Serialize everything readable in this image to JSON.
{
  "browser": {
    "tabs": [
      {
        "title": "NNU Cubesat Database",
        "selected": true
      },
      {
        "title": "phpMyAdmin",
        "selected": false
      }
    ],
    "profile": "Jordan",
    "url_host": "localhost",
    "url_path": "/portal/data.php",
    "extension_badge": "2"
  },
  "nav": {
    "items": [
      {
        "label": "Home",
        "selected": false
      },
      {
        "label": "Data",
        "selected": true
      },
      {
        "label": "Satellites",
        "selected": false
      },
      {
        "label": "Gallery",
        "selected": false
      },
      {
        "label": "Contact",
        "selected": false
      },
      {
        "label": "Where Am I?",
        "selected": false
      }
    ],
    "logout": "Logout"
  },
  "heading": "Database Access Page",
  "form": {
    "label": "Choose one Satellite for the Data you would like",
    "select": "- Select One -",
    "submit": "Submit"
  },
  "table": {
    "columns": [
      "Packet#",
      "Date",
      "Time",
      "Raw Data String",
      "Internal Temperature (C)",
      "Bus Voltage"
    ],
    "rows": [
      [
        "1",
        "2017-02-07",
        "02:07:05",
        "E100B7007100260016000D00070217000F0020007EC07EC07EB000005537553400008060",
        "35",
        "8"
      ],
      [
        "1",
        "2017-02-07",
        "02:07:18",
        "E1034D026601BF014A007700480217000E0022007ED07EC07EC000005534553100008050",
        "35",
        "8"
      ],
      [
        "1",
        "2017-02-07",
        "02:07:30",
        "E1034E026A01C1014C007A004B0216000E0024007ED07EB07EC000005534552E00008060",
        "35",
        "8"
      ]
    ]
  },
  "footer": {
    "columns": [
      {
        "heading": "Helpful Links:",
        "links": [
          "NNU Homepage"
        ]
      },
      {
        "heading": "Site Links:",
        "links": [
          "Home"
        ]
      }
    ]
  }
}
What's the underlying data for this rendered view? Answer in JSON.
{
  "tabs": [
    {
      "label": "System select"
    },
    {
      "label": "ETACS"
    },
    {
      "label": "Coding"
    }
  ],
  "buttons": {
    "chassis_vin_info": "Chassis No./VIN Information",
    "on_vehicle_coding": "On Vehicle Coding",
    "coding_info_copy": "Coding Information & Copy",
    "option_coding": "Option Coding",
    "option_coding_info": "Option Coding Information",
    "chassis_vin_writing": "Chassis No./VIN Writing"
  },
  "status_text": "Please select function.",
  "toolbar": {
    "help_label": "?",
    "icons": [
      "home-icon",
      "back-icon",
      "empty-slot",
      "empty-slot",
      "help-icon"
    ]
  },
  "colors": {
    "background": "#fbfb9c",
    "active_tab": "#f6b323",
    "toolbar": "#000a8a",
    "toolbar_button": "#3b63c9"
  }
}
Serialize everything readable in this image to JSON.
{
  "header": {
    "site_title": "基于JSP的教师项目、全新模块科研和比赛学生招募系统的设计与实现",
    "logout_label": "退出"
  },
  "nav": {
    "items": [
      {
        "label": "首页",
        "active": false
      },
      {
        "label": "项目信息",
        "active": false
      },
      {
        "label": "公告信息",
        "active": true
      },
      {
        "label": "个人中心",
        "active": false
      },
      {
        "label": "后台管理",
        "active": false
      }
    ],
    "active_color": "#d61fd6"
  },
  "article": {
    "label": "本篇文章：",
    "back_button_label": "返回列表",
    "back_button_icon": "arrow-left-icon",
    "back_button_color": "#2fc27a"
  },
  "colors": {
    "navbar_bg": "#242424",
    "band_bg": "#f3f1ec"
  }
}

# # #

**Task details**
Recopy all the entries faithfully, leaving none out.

**Response to this exercise**
Serialize everything readable in this image to JSON.
{
  "browser": {
    "tabs": [
      {
        "title": "NNU Cubesat Database",
        "selected": true
      },
      {
        "title": "phpMyAdmin",
        "selected": false
      }
    ],
    "profile": "Jordan",
    "url_host": "localhost",
    "url_path": "/portal/data.php",
    "extension_badge": "2"
  },
  "nav": {
    "items": [
      {
        "label": "Home",
        "selected": false
      },
      {
        "label": "Data",
        "selected": true
      },
      {
        "label": "Satellites",
        "selected": false
      },
      {
        "label": "Gallery",
        "selected": false
      },
      {
        "label": "Contact",
        "selected": false
      },
      {
        "label": "Where Am I?",
        "selected": false
      }
    ],
    "logout": "Logout"
  },
  "heading": "Database Access Page",
  "form": {
    "label": "Choose one Satellite for the Data you would like",
    "select": "- Select One -",
    "submit": "Submit"
  },
  "table": {
    "columns": [
      "Packet#",
      "Date",
      "Time",
      "Raw Data String",
      "Internal Temperature (C)",
      "Bus Voltage"
    ],
    "rows": [
      [
        "1",
        "2017-02-07",
        "02:07:05",
        "E100B7007100260016000D00070217000F0020007EC07EC07EB000005537553400008060",
        "35",
        "8"
      ],
      [
        "1",
        "2017-02-07",
        "02:07:18",
        "E1034D026601BF014A007700480217000E0022007ED07EC07EC000005534553100008050",
        "35",
        "8"
      ],
      [
        "1",
        "2017-02-07",
        "02:07:30",
        "E1034E026A01C1014C007A004B0216000E0024007ED07EB07EC000005534552E00008060",
        "35",
        "8"
      ]
    ]
  },
  "footer": {
    "columns": [
      {
        "heading": "Helpful Links:",
        "links": [
          "NNU Homepage"
        ]
      },
      {
        "heading": "Site Links:",
        "links": [
          "Home"
        ]
      }
    ]
  }
}
What's the underlying data for this rendered view? Answer in JSON.
{
  "tabs": [
    {
      "label": "System select"
    },
    {
      "label": "ETACS"
    },
    {
      "label": "Coding"
    }
  ],
  "buttons": {
    "chassis_vin_info": "Chassis No./VIN Information",
    "on_vehicle_coding": "On Vehicle Coding",
    "coding_info_copy": "Coding Information & Copy",
    "option_coding": "Option Coding",
    "option_coding_info": "Option Coding Information",
    "chassis_vin_writing": "Chassis No./VIN Writing"
  },
  "status_text": "Please select function.",
  "toolbar": {
    "help_label": "?",
    "icons": [
      "home-icon",
      "back-icon",
      "empty-slot",
      "empty-slot",
      "help-icon"
    ]
  },
  "colors": {
    "background": "#fbfb9c",
    "active_tab": "#f6b323",
    "toolbar": "#000a8a",
    "toolbar_button": "#3b63c9"
  }
}
Serialize everything readable in this image to JSON.
{
  "header": {
    "site_title": "基于JSP的教师项目、全新模块科研和比赛学生招募系统的设计与实现",
    "logout_label": "退出"
  },
  "nav": {
    "items": [
      {
        "label": "首页",
        "active": false
      },
      {
        "label": "项目信息",
        "active": false
      },
      {
        "label": "公告信息",
        "active": true
      },
      {
        "label": "个人中心",
        "active": false
      },
      {
        "label": "后台管理",
        "active": false
      }
    ],
    "active_color": "#d61fd6"
  },
  "article": {
    "label": "本篇文章：",
    "back_button_label": "返回列表",
    "back_button_icon": "arrow-left-icon",
    "back_button_color": "#2fc27a"
  },
  "colors": {
    "navbar_bg": "#242424",
    "band_bg": "#f3f1ec"
  }
}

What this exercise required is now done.